The Bahrain Grand Prix was ready and rearing to go this weekend, with the first race due to start at 2:10 pm (GMT) on Sunday. But just mere moments after the green lights, Roman Grosjean and the Haas team suffered a horrendous crash, seeing his car smash into a barrier, split in two and burst into a ball of flames. Despite suffering one of the worst crashes seen for decades, Grosjean is seen jumping away from the accident, after remaining in the flaming car for quite some time.

Warning: Video contains distressing scenes

Having only suffered burns to his ankles and wrists, Grosjean made a miraculous escape and is hoping to be discharged from hospital on Tuesday (1st December 2020). The shocking scenes prompted many to ask, how on earth did he manage to escape with only minor injuries from a crash so awful? Grosjean himself thanks the ‘halo’, an aptly named structural frame brought into mandatory force in 2018. Speaking from his hospital bed, Grosjean said:

“I wasn’t for the Halo some years ago but I think it’s the greatest thing we brought for Formula 1, and without it, I wouldn’t be able to speak to you today.”

The intricate safety measures undertaken by the FIA have proved their necessity this weekend, with many, including Grosjean against the halo upon its introduction. With concerns being raised about how quickly drivers would be able to escape with the halo in an incident such as this, those questions have now been answered. The impact of the Nomex fire-resistant racing kit also came to light, with Grosjean trapped in the flames for several seconds and only sustaining minor burns.

Credit: Sky Sports F1 Live

With the safety teams at the forefront of praise following the incident, a reminder has been enforced of the dangerous nature of the motorsport, with eventual winner Lewis Hamilton commenting:

“Naturally it was terrifying to see, I haven’t seen something like that for a long, long time and it really hits home for a driver because I think whilst we all are competing for each other and want to beat each other we definitely, I would think, want safety for everyone and worry about one another when there is an issue, when there is a crash.

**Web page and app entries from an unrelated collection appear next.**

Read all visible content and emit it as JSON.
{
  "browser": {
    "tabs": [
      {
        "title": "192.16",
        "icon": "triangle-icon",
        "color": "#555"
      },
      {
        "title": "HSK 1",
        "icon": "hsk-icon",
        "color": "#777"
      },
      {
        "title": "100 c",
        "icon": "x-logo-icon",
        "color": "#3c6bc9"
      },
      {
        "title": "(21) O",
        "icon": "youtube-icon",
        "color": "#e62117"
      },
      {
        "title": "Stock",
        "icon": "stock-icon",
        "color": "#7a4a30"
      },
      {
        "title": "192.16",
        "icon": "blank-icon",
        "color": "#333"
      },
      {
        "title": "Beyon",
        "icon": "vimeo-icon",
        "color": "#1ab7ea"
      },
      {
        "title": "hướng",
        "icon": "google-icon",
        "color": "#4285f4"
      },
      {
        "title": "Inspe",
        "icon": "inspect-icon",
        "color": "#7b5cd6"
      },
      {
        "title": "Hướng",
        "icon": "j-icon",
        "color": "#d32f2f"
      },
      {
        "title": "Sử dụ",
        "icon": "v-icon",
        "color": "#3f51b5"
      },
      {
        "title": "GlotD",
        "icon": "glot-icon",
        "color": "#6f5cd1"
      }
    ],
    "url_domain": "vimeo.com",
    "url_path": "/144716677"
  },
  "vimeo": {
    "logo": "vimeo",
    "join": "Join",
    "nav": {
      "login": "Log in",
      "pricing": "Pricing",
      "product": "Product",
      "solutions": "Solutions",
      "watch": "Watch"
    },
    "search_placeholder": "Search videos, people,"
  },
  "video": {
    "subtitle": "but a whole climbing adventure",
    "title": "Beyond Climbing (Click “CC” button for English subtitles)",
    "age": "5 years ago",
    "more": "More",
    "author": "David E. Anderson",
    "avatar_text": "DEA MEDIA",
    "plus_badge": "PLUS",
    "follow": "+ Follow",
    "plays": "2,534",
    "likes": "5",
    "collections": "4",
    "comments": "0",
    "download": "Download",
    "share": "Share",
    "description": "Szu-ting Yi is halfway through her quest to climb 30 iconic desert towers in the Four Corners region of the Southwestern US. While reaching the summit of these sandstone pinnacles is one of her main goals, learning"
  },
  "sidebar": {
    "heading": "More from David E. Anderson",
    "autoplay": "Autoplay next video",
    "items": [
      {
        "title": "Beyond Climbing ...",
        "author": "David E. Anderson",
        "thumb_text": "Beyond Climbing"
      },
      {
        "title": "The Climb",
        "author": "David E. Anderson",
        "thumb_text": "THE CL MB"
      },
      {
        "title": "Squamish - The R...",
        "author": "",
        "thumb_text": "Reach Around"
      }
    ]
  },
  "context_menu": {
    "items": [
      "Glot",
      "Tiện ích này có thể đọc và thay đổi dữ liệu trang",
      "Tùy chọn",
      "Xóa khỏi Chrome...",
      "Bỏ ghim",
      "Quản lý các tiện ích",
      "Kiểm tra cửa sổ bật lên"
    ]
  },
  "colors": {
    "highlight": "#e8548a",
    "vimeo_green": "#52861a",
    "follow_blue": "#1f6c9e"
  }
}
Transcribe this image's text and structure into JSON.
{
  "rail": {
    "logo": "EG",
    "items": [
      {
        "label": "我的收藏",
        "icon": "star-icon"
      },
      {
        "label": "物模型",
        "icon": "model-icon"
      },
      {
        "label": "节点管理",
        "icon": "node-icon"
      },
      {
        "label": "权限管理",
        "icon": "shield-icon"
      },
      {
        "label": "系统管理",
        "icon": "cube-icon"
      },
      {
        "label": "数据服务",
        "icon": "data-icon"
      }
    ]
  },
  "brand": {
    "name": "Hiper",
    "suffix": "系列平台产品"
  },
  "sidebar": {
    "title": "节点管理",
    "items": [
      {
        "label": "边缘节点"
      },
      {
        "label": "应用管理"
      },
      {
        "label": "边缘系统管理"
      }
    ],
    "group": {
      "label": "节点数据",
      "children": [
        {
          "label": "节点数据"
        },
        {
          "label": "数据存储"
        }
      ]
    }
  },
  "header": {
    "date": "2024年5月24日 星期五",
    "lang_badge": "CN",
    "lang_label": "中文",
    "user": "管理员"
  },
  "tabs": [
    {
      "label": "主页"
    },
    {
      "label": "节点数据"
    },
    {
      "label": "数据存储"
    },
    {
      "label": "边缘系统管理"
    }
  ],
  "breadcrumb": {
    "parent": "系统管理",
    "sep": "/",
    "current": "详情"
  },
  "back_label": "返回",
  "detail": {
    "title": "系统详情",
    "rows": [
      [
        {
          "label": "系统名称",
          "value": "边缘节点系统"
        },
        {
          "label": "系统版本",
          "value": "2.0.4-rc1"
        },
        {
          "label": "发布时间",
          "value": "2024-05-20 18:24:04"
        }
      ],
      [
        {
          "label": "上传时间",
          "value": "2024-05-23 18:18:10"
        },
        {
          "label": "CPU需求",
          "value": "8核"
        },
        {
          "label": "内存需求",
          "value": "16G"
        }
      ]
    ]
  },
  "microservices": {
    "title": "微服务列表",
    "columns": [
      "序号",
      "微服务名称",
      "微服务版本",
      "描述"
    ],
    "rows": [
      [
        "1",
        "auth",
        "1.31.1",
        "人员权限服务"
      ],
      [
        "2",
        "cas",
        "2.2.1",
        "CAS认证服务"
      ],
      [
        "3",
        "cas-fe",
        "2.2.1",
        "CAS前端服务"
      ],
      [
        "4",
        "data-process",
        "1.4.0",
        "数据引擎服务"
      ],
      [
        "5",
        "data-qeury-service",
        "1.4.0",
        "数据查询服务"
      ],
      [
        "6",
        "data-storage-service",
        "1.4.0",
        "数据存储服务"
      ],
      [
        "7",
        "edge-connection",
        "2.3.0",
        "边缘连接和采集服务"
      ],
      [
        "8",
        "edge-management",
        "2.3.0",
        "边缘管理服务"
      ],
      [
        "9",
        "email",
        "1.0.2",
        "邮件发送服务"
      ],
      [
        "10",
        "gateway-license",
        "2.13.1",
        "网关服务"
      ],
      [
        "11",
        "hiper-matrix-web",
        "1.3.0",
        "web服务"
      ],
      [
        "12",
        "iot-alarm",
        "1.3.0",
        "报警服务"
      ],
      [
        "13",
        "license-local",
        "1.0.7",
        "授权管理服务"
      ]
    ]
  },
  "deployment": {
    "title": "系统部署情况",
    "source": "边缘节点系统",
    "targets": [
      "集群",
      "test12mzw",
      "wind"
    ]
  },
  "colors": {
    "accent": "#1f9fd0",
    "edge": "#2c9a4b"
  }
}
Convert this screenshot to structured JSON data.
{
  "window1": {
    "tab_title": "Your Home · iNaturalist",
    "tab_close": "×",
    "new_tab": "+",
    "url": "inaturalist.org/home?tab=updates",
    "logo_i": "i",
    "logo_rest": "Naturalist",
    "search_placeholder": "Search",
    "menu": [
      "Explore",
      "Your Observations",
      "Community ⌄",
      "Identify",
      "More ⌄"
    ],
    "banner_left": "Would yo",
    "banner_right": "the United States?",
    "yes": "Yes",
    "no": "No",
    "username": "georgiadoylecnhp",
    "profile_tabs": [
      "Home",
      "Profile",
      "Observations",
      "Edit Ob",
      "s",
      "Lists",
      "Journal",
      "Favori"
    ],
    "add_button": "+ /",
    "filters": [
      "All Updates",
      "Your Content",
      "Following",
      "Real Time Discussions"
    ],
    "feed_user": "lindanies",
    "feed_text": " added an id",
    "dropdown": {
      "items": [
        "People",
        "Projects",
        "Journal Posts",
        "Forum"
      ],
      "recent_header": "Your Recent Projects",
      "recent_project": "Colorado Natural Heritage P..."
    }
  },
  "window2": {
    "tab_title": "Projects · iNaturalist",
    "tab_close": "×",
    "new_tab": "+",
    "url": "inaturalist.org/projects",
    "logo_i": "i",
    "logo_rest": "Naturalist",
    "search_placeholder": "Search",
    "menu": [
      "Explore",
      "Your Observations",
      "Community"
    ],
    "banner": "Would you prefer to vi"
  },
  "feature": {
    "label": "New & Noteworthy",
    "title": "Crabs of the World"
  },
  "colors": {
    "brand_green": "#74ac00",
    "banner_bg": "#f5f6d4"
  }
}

So I’m really grateful that he’s safe and was able to get out. But I think it’s a real stark reminder of just how dangerous this sport can be.”

The shocking accident came as a surprise to many, with Alan van der Merwe, the medical driver first on the scene stating:

“It was a big surprise. I have never seen that much fire in 12 years,” 

Thankfully Roman Grosjean was able to walk away from this accident and the race was able to continue as a result of the safety measures proving effective and saving the drivers life. However, while this is a time to be relieved at the miraculous outcomes of the accident and not search for blame, Formula 1 and the FIA need to continue to learn from the circumstances of this crash, ensuring that no driver has to rely on the halo to survive an avoidable fire.

The FIA’s Race Director has released a statement saying a full investigation into the accident is underway.